» TRY IT
Where "desc" occurs in a line of the entries below, copy that line.

» SOURCE MATERIAL
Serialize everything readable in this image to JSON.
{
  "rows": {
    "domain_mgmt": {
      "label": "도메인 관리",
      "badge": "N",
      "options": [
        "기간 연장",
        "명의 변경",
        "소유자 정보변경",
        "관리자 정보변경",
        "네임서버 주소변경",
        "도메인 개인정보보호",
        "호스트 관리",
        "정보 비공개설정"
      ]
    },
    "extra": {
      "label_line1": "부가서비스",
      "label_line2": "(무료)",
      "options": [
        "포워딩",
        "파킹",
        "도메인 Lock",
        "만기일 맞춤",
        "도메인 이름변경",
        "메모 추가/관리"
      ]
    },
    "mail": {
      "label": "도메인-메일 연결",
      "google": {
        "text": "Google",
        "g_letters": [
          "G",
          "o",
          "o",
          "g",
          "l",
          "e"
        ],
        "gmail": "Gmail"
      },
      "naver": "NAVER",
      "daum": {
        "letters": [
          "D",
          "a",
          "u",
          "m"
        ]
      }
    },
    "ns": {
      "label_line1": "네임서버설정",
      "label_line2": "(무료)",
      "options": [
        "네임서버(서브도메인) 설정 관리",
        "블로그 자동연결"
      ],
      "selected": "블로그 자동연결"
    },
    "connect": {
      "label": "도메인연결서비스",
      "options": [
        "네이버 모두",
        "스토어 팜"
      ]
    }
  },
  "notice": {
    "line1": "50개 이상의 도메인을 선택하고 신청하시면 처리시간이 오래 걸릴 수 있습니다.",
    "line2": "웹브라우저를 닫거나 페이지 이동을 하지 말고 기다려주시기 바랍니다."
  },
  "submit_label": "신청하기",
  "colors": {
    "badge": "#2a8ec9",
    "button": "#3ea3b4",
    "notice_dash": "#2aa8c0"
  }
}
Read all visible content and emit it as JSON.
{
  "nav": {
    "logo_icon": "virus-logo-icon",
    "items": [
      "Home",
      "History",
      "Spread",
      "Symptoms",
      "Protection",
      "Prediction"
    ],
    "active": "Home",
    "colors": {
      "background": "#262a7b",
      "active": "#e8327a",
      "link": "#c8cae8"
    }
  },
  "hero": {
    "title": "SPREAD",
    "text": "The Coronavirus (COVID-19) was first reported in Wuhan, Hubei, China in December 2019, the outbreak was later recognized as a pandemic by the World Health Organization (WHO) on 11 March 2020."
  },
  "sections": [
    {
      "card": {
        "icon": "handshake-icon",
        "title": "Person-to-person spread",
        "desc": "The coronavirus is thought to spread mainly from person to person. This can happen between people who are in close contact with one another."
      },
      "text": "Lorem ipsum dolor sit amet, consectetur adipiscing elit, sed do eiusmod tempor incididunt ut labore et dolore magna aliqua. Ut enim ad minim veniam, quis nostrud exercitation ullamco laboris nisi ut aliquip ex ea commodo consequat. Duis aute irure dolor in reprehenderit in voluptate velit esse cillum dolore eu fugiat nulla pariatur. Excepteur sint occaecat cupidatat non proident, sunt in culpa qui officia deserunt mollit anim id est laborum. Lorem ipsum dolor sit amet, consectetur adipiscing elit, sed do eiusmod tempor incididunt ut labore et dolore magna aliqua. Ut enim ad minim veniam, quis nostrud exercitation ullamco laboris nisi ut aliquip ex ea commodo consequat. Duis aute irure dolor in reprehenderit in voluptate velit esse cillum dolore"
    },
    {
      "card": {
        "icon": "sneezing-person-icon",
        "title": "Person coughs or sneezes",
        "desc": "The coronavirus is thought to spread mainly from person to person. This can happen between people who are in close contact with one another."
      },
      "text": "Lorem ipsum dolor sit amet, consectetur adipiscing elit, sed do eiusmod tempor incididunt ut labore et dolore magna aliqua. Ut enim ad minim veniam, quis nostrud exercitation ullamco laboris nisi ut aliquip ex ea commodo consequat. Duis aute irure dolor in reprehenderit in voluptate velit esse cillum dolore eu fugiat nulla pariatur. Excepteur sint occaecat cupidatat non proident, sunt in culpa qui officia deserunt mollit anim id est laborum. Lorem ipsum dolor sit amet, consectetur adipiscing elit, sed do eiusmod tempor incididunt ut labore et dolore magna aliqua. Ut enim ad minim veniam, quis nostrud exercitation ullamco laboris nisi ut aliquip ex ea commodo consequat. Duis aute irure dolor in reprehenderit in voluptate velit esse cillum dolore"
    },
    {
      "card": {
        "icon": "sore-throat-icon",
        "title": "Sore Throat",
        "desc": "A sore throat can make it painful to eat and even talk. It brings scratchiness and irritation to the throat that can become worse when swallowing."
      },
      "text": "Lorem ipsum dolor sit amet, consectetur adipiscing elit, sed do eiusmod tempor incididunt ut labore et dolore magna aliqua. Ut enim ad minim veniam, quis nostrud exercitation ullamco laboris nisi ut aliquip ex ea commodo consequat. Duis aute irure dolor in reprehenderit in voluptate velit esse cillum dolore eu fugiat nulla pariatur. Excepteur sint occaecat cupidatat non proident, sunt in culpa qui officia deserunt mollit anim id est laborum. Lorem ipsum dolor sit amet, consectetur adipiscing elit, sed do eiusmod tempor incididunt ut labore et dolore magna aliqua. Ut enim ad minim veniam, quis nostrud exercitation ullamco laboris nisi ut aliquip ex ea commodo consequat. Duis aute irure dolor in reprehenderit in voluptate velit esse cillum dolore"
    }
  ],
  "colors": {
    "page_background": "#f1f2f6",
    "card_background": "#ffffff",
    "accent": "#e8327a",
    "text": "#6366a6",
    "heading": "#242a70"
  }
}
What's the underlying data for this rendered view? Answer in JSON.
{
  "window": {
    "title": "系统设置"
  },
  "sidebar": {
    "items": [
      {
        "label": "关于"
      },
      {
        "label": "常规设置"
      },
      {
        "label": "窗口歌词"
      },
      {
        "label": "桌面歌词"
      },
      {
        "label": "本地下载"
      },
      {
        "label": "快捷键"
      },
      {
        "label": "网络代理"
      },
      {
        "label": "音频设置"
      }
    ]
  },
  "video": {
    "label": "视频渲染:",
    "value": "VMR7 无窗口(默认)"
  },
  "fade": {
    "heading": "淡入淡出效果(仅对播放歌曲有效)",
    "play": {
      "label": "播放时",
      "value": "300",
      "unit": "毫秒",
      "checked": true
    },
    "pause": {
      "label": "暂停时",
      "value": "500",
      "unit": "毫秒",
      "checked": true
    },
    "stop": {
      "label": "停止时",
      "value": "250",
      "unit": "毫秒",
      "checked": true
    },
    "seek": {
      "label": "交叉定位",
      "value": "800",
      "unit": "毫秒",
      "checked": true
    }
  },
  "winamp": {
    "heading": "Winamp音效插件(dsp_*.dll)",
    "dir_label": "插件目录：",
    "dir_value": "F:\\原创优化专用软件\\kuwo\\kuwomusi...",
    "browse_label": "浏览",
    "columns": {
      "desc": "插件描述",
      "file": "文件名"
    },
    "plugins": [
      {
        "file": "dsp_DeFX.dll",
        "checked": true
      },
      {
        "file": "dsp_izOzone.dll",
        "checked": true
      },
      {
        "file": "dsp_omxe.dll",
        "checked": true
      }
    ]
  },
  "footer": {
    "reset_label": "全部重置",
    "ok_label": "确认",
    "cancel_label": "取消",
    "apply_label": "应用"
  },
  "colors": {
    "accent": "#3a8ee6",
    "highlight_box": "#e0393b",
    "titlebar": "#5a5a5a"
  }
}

» ANSWER TO THIS TASK
        "desc": "The coronavirus is thought to spread mainly from person to person. This can happen between people who are in close contact with one another."
        "desc": "The coronavirus is thought to spread mainly from person to person. This can happen between people who are in close contact with one another."
        "desc": "A sore throat can make it painful to eat and even talk. It brings scratchiness and irritation to the throat that can become worse when swallowing."
      "desc": "插件描述",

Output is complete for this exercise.